Jon Brodkin

New York hasn’t followed through on order to kick Charter out of state

New York government officials still haven't followed through on a July 2018 decision to kick Charter Communications out of the state. Negotiations between Charter and the state have dragged on for months past the original deadline, and the sides say they're getting closer to an agreement that would allow Charter to remain in New York. The state Public Service Commission (PSC) voted on July 27, 2018 to revoke its approval of Charter's 2016 purchase of Time Warner Cable (TWC), after accusing Charter of failing to meet merger-related broadband expansion commitments.

Chairman Pai’s rosy broadband deployment claim may be based on gigantic error

Federal Communications Commission Chairman Ajit Pai's latest claim that his deregulatory policies have increased broadband deployment may be based in part on a gigantic error.

Pai FCC Loses in Court -- Judges Overturn Gutting of Tribal Lifeline Program
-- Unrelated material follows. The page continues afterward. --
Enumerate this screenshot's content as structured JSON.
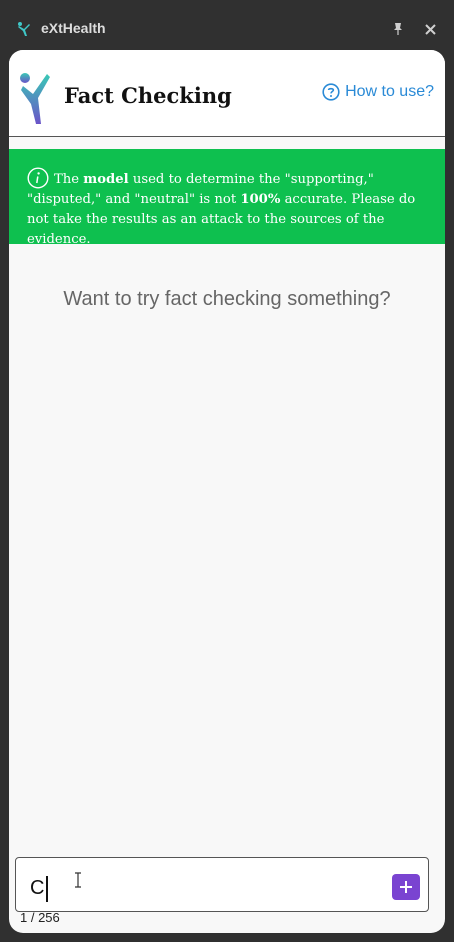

The US Court of Appeals for the DC Circuit overturned the Federal Communications Commission's attempt to take broadband subsidies away from tribal residents. The Ajit Pai-led FCC voted 3-2 in Nov 2017 to make it much harder for tribal residents to obtain a $25-per-month Lifeline subsidy that reduces the cost of Internet or phone service. The change didn't take effect because in Aug 2018, the court stayed the FCC decision pending appeal.

Net neutrality court case preview: Did FCC mess up by redefining broadband?

Oral arguments in the case against Ajit Pai's net neutrality repeal are scheduled for Feb 1, and net neutrality advocates are confident that they will be victorious. Courts generally give deference to FCC classifications, so Pai's opponents will have the burden of proving that the FCC's reasoning wasn't legally sound. Net neutrality proponents spoke to reporters about the upcoming oral arguments in a press conference on Jan 30. 

Verizon blames school text provider in dispute over “spam” fee

After being criticized for charging a new fee that could kill a free texting service for teachers and students, Verizon is trying to deflect blame. Now Verizon is offering to reverse the fee for K-12 users of the free Remind service. "Verizon will not charge Remind fees as long as they don't begin charging K-12 schools, educators, parents, and students using its free text message service," Verizon said.

Verizon charges new “spam” fee for texts sent from teachers to students

A free texting service used by teachers, students, and parents may stop working on the Verizon Wireless network because of a dispute over texting fees that Verizon demanded from the company that operates the service. As a result, teachers that use the service have been expressing their displeasure with Verizon. Remind—the company that offers the classroom communication service—criticized Verizon for charging the new fee.

Minnesota AG seeks refunds from Comcast, alleging company lied to hide full cost of service

A new lawsuit filed against Comcast details an extensive list of lies the cable company allegedly told customers in order to hide the full cost of service. Minnesota Attorney General Lori Swanson sued Comcast in Hennepin County District Court on Dec 21, seeking refunds for all customers who were harmed by Comcast's alleged violations of the state's Prevention of Consumer Fraud Act and Uniform Deceptive Trade Practices Act.

CenturyLink blocked its customers’ Internet access in order to show an ad

CenturyLink briefly disabled the Internet connections of customers in UT recently and allowed them back online only after they acknowledged an offer to purchase filtering software.

Rural Wireless Association: T-Mobile lied to the FCC about its 4G coverage

The Rural Wireless Association (RWA) claims T-Mobile lied to the Federal Communications Commission about the extent of its 4G LTE coverage. T-Mobile claimed—under penalty of perjury—to have coverage in areas where it hadn't yet installed 4G equipment. As part of the FCC's Mobility Fund challenge process, RWA members have conducted millions of speed tests at their own expense to determine whether the major carriers' coverage claims are correct. Those speed tests previously found that Verizon didn't cover the entire Oklahoma Panhandle as the carrier claimed.

At AT&T’s urging, FCC panel proposes tax on businesses that use the Internet

The Federal Communications Commission's Broadband Deployment Advisory Committee (BDAC) has proposed a new tax on Netflix, Google, Facebook, and many other businesses that require Internet access to operate. If adopted by states, the recommended tax would apply to subscription-based retail services that require Internet access, such as Netflix, and to advertising-supported services that use the Internet, such as Google and Facebook. The tax would also apply to any small- or medium-sized business that charges subscription fees for online services or uses online advertising.